Daily Bridge Club
“Simple Saturday” columns focus on improving basic technique and logical thinking.
Every player makes mistakes. Some are technical, some misjudgments, some simply aberrations. But any mistake should be a lesson on its way to being learned.
Against today’s 3NT, West led a low diamond, and South let East’s jack win and also ducked the return of the queen. South won the third diamond and let the nine of clubs ride. East took the king and led a heart, but South had nine tricks: a spade, a diamond, three hearts and four clubs.
Was a mistake made?
West can see that to set up his diamonds is futile; he has no entry to cash them. At Trick Two, he must overtake East’s queen with his king and shift to the ten of spades.
That defense makes a two-trick difference: East gets three spades plus his king of clubs. It’s true that West may place South with a high card in spades for his 2NT response, but the spade shift is still West’s best chance to beat the contract.
Youhold: KQ43 642 Q J 4 K 8 3. Your partner opens one heart, you bid one spade and he
raises to two spades. What do you say?

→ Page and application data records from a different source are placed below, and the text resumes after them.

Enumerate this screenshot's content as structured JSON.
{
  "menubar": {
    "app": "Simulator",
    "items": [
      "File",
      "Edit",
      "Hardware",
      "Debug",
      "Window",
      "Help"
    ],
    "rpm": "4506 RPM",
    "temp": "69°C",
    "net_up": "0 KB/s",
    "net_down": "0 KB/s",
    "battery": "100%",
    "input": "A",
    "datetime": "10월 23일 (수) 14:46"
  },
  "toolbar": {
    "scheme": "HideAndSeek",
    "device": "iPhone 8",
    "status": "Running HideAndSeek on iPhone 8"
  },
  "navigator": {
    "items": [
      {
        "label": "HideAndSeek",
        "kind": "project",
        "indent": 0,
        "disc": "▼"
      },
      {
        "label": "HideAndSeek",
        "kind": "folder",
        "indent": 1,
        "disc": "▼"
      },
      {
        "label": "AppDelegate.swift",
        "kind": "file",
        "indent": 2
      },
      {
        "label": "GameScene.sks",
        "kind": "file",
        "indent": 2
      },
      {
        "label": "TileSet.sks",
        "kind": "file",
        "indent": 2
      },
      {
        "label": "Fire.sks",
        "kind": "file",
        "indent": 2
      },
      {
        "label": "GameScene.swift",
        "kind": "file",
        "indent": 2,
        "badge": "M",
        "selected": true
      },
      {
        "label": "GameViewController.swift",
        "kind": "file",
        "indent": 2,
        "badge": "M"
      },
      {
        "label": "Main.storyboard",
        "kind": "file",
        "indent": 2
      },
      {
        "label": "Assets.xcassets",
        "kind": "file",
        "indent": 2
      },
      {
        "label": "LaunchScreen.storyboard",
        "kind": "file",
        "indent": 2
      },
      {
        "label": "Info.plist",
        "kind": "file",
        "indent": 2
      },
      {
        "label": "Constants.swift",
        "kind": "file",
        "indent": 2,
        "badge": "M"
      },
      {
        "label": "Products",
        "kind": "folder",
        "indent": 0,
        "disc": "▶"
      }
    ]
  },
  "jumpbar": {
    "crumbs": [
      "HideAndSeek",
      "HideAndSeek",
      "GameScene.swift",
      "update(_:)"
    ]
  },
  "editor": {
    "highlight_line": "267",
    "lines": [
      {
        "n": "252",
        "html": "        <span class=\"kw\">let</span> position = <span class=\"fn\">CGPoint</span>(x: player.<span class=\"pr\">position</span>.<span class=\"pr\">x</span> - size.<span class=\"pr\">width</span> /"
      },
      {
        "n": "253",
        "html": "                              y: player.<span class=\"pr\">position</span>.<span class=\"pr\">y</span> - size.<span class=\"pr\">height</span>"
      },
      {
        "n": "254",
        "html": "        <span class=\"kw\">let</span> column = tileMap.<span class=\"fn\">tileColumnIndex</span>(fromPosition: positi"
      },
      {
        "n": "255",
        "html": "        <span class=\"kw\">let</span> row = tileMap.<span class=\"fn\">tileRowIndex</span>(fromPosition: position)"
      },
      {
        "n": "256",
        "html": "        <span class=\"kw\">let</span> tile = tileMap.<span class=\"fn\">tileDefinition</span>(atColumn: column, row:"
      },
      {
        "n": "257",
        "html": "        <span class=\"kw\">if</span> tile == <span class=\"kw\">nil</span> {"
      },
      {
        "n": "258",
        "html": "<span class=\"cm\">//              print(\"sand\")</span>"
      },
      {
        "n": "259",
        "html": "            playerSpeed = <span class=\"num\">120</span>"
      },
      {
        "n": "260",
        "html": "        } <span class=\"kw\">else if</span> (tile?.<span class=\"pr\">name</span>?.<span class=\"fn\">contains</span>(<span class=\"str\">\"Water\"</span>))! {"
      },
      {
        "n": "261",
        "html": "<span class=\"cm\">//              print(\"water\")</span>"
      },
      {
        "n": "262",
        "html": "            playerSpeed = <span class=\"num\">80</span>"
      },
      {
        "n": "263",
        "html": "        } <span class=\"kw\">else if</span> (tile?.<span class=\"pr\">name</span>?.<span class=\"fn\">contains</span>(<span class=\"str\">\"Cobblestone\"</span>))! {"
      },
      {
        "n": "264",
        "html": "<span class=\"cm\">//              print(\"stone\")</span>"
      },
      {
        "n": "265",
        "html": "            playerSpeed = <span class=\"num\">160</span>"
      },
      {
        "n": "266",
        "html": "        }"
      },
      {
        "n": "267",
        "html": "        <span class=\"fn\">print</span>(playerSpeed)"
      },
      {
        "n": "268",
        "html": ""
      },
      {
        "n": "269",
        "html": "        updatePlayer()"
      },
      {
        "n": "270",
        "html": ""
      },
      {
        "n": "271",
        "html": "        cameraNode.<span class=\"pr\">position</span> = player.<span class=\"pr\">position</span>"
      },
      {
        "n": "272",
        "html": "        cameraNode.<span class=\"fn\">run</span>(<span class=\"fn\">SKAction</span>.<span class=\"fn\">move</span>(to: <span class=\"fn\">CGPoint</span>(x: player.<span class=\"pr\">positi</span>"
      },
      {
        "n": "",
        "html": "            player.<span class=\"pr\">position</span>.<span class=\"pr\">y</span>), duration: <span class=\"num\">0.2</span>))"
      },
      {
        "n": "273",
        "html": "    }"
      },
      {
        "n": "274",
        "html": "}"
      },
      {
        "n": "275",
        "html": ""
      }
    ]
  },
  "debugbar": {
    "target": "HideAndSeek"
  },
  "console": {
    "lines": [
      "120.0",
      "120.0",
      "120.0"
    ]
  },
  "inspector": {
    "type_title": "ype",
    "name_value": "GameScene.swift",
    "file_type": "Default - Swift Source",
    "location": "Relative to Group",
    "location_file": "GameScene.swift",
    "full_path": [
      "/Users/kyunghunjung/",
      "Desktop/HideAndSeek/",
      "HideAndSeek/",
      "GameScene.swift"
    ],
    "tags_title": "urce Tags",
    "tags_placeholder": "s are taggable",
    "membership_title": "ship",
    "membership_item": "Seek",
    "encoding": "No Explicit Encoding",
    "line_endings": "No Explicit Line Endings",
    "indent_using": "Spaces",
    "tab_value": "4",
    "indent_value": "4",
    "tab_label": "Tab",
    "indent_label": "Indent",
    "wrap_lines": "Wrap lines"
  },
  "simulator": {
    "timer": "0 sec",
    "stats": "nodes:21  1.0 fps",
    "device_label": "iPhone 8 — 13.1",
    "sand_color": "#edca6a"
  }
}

ANSWER: This case is close. If partner has a sound single raise with four-card support, you might make a game. Still, your pattern is flat, your heart holding is the worst and the value of your minor-suit honors is questionable. Pass if not vulnerable. If vulnerable, with more to gain by scoring game, you might try 2NT. North dealer N-S vulnerable